Second, God appoints our ministries, like Paul’s, according to his stewardship and plan (1:25). As pastors, we should be encouraged in our moments of discouragement and frustration by the knowledge that God has apportioned even those moments to us in his grace. Furthermore, we should see the purpose of that stewardship and plan – we are to make the word of God fully known. We are not appointed to service in God’s kingdom to proclaim our wisdom, or the wisdom of other admired authors or speakers; rather we are appointed to proclaim God’s truth through his word.

Third, Paul’s desire – and our aim – is to present believers “mature in Christ” (1:28), a goal fulfilled by proclaiming Christ and Christ alone. Too often the Church is content to dispense good advice to believers, when we are called to herald to all people the good news that God has reconciled us to himself through the blood of Jesus, his Son. May our lives, ministries, and teaching be centered on the gospel, and may our proclamation of Christ’s work for us transcend any exhortation describing what we should or ought to do for Christ.

Finally, Paul toils for the Colossians, not by his own strength or power, but by that of Christ. Let us remember that it is the gospel, rather than our efforts and labors, that bears fruit in our ministry (Col 1:5-6). Our God is most glorified by his work – and our satisfaction in his work – rather than our own, insufficient strivings. May he be supreme in all our labor for the kingdom.

Leave a Reply

Fill in your details below or click an icon to log in:

WordPress.com Logo

You are commenting using your WordPress.com account. Log Out / Change )

Twitter picture

You are commenting using your Twitter account. Log Out / Change )

Facebook photo

You are commenting using your Facebook account.
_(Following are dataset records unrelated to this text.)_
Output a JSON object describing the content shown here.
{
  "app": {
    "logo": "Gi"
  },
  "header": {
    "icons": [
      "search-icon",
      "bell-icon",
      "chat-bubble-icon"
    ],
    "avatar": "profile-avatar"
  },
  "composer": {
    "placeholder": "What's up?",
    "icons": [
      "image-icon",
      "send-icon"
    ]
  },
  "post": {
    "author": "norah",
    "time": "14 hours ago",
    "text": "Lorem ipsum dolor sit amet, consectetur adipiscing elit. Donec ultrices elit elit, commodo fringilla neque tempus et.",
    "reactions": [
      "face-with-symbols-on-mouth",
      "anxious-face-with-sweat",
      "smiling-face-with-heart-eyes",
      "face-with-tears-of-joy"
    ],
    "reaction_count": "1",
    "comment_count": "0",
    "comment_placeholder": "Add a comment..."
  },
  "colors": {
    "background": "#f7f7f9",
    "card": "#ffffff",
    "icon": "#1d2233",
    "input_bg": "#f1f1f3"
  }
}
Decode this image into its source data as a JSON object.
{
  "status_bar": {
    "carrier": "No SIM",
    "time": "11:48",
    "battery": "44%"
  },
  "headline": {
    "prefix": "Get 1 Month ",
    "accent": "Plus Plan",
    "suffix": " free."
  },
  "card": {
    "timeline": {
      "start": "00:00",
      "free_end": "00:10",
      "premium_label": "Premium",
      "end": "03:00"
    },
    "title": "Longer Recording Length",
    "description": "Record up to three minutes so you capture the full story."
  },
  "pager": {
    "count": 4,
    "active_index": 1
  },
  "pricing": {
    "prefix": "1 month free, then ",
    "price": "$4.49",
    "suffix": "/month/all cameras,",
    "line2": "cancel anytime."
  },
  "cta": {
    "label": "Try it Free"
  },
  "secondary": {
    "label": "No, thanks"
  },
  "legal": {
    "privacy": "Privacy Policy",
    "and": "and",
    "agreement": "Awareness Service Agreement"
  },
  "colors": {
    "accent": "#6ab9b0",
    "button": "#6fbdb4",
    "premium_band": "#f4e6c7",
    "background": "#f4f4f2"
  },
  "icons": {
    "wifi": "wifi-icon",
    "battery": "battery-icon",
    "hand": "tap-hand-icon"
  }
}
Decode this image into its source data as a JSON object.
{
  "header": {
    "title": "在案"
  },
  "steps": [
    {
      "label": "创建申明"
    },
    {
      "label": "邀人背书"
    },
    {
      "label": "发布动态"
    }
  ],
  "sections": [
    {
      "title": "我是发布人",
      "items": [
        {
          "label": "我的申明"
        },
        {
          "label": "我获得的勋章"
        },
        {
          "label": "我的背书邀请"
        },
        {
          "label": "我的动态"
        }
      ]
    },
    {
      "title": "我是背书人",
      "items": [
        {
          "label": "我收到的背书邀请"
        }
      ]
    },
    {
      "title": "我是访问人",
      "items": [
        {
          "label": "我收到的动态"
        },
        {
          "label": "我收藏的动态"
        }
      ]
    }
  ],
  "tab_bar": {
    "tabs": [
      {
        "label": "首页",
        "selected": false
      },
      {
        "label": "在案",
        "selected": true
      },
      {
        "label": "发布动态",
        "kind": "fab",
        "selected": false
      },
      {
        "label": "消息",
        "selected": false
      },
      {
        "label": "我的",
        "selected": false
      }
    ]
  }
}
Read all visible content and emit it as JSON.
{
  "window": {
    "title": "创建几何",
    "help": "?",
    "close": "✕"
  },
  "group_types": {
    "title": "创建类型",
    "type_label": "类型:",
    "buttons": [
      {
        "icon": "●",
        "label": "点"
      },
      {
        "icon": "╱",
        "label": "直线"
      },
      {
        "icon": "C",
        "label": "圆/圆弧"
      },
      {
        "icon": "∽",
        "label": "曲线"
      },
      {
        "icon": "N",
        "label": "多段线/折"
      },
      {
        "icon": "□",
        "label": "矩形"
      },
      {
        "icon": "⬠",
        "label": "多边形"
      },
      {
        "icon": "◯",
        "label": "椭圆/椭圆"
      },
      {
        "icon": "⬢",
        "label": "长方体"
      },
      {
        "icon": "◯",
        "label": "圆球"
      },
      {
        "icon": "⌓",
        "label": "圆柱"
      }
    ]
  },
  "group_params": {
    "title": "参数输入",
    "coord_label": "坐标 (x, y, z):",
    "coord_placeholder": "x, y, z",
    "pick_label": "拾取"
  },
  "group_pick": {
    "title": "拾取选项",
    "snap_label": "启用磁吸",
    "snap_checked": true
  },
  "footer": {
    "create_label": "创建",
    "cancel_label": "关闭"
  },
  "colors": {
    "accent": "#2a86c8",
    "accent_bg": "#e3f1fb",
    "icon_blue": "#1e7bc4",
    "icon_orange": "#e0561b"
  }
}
Log Out / Change )

Google+ photo

You are commenting using your Google+ account. Log Out / Change )

Connecting to %s